- _EXERCISE GOAL_:
Your answer should be the lines of the data below that contain "label".

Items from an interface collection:
⟨
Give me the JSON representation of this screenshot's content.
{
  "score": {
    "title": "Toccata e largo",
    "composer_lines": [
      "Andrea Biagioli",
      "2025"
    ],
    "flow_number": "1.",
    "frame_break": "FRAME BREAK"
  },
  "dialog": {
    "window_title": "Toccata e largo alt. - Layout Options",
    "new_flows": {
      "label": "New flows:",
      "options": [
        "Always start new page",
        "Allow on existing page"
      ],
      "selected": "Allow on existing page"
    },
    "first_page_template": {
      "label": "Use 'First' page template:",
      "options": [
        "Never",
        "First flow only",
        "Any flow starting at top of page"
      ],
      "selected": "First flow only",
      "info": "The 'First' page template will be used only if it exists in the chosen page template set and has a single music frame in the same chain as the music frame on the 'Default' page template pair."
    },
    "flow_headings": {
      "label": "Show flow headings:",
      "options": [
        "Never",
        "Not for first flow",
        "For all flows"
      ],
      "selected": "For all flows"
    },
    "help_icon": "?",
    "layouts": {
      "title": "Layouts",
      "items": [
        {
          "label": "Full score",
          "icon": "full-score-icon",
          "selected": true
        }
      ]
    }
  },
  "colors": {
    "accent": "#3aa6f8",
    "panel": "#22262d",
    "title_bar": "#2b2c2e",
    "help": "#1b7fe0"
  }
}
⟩
- _EXPECTED OUTPUT_:
      "label": "New flows:",
      "label": "Use 'First' page template:",
      "label": "Show flow headings:",
          "label": "Full score",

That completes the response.